* _Brief_
Each entry, in full: reproduce it exactly.

* _The input_
.....
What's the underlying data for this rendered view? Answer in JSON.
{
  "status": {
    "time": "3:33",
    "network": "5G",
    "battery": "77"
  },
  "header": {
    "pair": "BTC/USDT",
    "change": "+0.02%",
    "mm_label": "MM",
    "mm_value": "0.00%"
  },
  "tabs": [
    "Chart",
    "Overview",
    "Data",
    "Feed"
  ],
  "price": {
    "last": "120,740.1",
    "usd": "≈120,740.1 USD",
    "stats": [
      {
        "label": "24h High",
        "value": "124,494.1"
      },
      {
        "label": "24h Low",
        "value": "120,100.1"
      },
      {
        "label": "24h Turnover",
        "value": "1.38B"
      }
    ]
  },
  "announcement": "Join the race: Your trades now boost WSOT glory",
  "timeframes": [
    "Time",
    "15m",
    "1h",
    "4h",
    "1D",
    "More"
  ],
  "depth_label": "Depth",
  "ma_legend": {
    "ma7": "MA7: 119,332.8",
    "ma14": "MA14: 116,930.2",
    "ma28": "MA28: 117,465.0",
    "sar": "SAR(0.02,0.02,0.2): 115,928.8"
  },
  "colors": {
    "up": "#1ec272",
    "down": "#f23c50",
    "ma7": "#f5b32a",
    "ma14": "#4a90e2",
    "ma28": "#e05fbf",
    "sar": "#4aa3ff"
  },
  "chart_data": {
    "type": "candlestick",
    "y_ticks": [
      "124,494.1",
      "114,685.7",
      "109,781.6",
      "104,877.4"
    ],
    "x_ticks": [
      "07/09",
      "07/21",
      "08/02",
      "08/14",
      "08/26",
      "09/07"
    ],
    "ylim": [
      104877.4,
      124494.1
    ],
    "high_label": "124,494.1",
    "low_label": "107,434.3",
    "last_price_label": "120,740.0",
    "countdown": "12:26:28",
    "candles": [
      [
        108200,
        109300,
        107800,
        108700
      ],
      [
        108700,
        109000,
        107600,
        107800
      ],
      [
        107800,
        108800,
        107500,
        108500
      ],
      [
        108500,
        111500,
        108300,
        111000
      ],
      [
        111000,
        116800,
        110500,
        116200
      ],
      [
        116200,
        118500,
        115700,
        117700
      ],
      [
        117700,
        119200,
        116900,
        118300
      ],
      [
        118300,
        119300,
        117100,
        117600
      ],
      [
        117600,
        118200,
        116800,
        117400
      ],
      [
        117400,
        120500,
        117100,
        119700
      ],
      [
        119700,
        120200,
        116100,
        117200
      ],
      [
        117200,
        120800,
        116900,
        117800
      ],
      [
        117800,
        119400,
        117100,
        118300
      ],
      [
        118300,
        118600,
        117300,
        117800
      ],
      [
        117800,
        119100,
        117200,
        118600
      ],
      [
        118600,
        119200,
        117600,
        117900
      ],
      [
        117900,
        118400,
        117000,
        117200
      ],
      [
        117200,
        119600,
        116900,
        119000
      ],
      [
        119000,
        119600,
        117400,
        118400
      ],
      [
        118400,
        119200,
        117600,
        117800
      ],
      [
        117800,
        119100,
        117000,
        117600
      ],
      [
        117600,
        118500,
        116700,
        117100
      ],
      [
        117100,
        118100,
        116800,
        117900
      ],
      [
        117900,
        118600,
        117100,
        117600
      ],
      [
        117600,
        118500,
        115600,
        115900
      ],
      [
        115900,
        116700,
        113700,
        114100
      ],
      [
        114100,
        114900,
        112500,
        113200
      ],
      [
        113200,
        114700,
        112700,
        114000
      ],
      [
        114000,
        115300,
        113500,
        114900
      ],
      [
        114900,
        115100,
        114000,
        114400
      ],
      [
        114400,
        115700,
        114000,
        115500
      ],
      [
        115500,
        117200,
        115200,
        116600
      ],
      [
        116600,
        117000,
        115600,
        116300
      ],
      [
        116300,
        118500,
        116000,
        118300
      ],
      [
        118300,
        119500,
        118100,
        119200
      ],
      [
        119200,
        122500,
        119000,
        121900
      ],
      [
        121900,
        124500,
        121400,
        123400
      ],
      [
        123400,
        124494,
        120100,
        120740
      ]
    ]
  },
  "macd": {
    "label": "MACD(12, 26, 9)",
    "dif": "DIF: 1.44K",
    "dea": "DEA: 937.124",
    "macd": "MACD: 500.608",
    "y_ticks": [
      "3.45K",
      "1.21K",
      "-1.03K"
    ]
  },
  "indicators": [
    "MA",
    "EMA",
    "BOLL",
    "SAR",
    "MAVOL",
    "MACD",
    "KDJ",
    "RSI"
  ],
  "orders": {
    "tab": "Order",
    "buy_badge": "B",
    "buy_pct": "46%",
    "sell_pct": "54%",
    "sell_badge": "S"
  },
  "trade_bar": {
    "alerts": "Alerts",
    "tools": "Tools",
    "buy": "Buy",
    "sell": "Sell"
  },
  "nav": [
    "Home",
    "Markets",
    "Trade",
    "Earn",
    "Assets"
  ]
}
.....
* _Completed exercise_
What's the underlying data for this rendered view? Answer in JSON.
{
  "status": {
    "time": "3:33",
    "network": "5G",
    "battery": "77"
  },
  "header": {
    "pair": "BTC/USDT",
    "change": "+0.02%",
    "mm_label": "MM",
    "mm_value": "0.00%"
  },
  "tabs": [
    "Chart",
    "Overview",
    "Data",
    "Feed"
  ],
  "price": {
    "last": "120,740.1",
    "usd": "≈120,740.1 USD",
    "stats": [
      {
        "label": "24h High",
        "value": "124,494.1"
      },
      {
        "label": "24h Low",
        "value": "120,100.1"
      },
      {
        "label": "24h Turnover",
        "value": "1.38B"
      }
    ]
  },
  "announcement": "Join the race: Your trades now boost WSOT glory",
  "timeframes": [
    "Time",
    "15m",
    "1h",
    "4h",
    "1D",
    "More"
  ],
  "depth_label": "Depth",
  "ma_legend": {
    "ma7": "MA7: 119,332.8",
    "ma14": "MA14: 116,930.2",
    "ma28": "MA28: 117,465.0",
    "sar": "SAR(0.02,0.02,0.2): 115,928.8"
  },
  "colors": {
    "up": "#1ec272",
    "down": "#f23c50",
    "ma7": "#f5b32a",
    "ma14": "#4a90e2",
    "ma28": "#e05fbf",
    "sar": "#4aa3ff"
  },
  "chart_data": {
    "type": "candlestick",
    "y_ticks": [
      "124,494.1",
      "114,685.7",
      "109,781.6",
      "104,877.4"
    ],
    "x_ticks": [
      "07/09",
      "07/21",
      "08/02",
      "08/14",
      "08/26",
      "09/07"
    ],
    "ylim": [
      104877.4,
      124494.1
    ],
    "high_label": "124,494.1",
    "low_label": "107,434.3",
    "last_price_label": "120,740.0",
    "countdown": "12:26:28",
    "candles": [
      [
        108200,
        109300,
        107800,
        108700
      ],
      [
        108700,
        109000,
        107600,
        107800
      ],
      [
        107800,
        108800,
        107500,
        108500
      ],
      [
        108500,
        111500,
        108300,
        111000
      ],
      [
        111000,
        116800,
        110500,
        116200
      ],
      [
        116200,
        118500,
        115700,
        117700
      ],
      [
        117700,
        119200,
        116900,
        118300
      ],
      [
        118300,
        119300,
        117100,
        117600
      ],
      [
        117600,
        118200,
        116800,
        117400
      ],
      [
        117400,
        120500,
        117100,
        119700
      ],
      [
        119700,
        120200,
        116100,
        117200
      ],
      [
        117200,
        120800,
        116900,
        117800
      ],
      [
        117800,
        119400,
        117100,
        118300
      ],
      [
        118300,
        118600,
        117300,
        117800
      ],
      [
        117800,
        119100,
        117200,
        118600
      ],
      [
        118600,
        119200,
        117600,
        117900
      ],
      [
        117900,
        118400,
        117000,
        117200
      ],
      [
        117200,
        119600,
        116900,
        119000
      ],
      [
        119000,
        119600,
        117400,
        118400
      ],
      [
        118400,
        119200,
        117600,
        117800
      ],
      [
        117800,
        119100,
        117000,
        117600
      ],
      [
        117600,
        118500,
        116700,
        117100
      ],
      [
        117100,
        118100,
        116800,
        117900
      ],
      [
        117900,
        118600,
        117100,
        117600
      ],
      [
        117600,
        118500,
        115600,
        115900
      ],
      [
        115900,
        116700,
        113700,
        114100
      ],
      [
        114100,
        114900,
        112500,
        113200
      ],
      [
        113200,
        114700,
        112700,
        114000
      ],
      [
        114000,
        115300,
        113500,
        114900
      ],
      [
        114900,
        115100,
        114000,
        114400
      ],
      [
        114400,
        115700,
        114000,
        115500
      ],
      [
        115500,
        117200,
        115200,
        116600
      ],
      [
        116600,
        117000,
        115600,
        116300
      ],
      [
        116300,
        118500,
        116000,
        118300
      ],
      [
        118300,
        119500,
        118100,
        119200
      ],
      [
        119200,
        122500,
        119000,
        121900
      ],
      [
        121900,
        124500,
        121400,
        123400
      ],
      [
        123400,
        124494,
        120100,
        120740
      ]
    ]
  },
  "macd": {
    "label": "MACD(12, 26, 9)",
    "dif": "DIF: 1.44K",
    "dea": "DEA: 937.124",
    "macd": "MACD: 500.608",
    "y_ticks": [
      "3.45K",
      "1.21K",
      "-1.03K"
    ]
  },
  "indicators": [
    "MA",
    "EMA",
    "BOLL",
    "SAR",
    "MAVOL",
    "MACD",
    "KDJ",
    "RSI"
  ],
  "orders": {
    "tab": "Order",
    "buy_badge": "B",
    "buy_pct": "46%",
    "sell_pct": "54%",
    "sell_badge": "S"
  },
  "trade_bar": {
    "alerts": "Alerts",
    "tools": "Tools",
    "buy": "Buy",
    "sell": "Sell"
  },
  "nav": [
    "Home",
    "Markets",
    "Trade",
    "Earn",
    "Assets"
  ]
}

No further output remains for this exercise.